She heads a league that is celebrating 20 years, but to too many eyes — media, Joe Rockhead males and others — it has been 19 years too long. “We are 20 years old, which is remarkable by any standard,” continued Borders. “But we are just getting started. We’re young and nimble.”
The president and this reporter briefly touched upon several topics:
On ESPN The Magazine’s May issue that featured Maya Moore and other present and past stars on its cover: “It’s the hot topic.” She pointed out that the cover alone was impressive: “It’s clear that there is a fascination, a real embrace of the WNBA and women’s professional basketball.”
On the four-letter sports network: “It’s clear that they are absolutely committed to the WNBA,” said Borders on the network’s WNBA season slate of games.
On her “W” fist bump, which she introduced last month at this year’s draft: “That was intended. That excitement is authentic. I am a fan.”
On her 60 days (this Saturday) as president: “I’ve heard from my colleagues at the staff level in New York. Now we want to go to every team, the owners and the fans. Then we will know even more.”
Minnesota served as the first stop on Borders’ 12-city tour of her league’s 12 franchises. After that tour is complete, she believes she will have “a robust and comprehensive picture” of the WNBA.
Later, in response to a reporter’s question to players’ concerns about how the league is marketing them, Borders said, “That was constructive criticism. What we will do is start with social media. We’ve invited our players to reach back to their undergraduate programs or their home country if they are international. We’ve never done that before.
“We will start at an organic level. The folk that actually play the game know it the best,” said Borders, adding that the W’s marketing efforts will include using the Rio Olympics later this summer as a marketing platform because all 12 members of the USA team are WNBA players.
“You best believe we will be marketing that every day,” she pledged. “We will continue to pitch our stories about the league and all the special things we will be doing this season, including the Olympics.”
Finally, as Borders closed our one-on-one conversation, she said her job is simple: “We want to endure not just [for] another 20 years, but 120 years,” she declared. The WNBA after all is a business, and “My job is to drive revenue. My job is making sure that we bring in as much money as we possibly can.”

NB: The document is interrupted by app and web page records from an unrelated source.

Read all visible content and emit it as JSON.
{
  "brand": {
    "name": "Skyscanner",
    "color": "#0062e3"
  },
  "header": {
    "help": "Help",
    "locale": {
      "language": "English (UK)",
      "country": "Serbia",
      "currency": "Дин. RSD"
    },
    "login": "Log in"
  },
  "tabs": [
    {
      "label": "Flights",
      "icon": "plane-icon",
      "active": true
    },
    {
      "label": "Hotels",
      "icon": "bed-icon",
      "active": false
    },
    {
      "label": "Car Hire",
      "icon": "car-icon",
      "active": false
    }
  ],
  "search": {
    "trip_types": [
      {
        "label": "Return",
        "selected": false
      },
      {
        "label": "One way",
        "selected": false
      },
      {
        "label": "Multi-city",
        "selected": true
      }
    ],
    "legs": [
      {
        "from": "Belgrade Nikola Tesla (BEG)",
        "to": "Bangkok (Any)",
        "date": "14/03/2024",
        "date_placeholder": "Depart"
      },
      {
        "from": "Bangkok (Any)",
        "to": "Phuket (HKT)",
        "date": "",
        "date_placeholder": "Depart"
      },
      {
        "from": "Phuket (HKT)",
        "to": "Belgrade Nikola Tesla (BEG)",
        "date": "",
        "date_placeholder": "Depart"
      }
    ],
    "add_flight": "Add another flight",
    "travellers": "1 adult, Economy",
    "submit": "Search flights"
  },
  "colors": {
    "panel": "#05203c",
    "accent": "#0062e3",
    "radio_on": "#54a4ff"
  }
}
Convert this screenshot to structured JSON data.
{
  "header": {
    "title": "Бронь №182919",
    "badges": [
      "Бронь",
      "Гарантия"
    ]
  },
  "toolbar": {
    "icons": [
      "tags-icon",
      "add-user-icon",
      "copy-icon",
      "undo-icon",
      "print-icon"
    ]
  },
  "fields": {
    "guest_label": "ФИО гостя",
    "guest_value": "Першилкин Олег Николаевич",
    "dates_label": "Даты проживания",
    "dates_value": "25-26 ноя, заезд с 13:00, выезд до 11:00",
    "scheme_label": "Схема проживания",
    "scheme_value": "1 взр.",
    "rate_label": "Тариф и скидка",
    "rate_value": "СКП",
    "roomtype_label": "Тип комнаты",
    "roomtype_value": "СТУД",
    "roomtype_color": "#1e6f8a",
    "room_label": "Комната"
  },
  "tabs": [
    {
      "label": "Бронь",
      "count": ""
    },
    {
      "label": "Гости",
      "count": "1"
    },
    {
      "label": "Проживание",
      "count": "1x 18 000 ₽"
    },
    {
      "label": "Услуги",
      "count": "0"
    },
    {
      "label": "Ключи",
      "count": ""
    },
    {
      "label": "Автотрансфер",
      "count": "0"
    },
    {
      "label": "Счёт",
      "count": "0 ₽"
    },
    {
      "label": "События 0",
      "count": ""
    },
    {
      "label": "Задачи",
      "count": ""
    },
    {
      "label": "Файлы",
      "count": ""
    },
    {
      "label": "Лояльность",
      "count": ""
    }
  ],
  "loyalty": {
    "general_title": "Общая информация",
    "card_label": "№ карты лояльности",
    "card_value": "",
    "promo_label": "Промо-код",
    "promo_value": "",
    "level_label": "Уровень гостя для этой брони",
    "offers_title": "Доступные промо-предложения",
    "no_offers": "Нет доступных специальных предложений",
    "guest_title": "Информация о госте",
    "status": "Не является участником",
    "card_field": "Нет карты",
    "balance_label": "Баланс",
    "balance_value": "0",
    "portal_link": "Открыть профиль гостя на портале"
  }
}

Charles Hallman welcomes reader responses to firstname.lastname@example.org.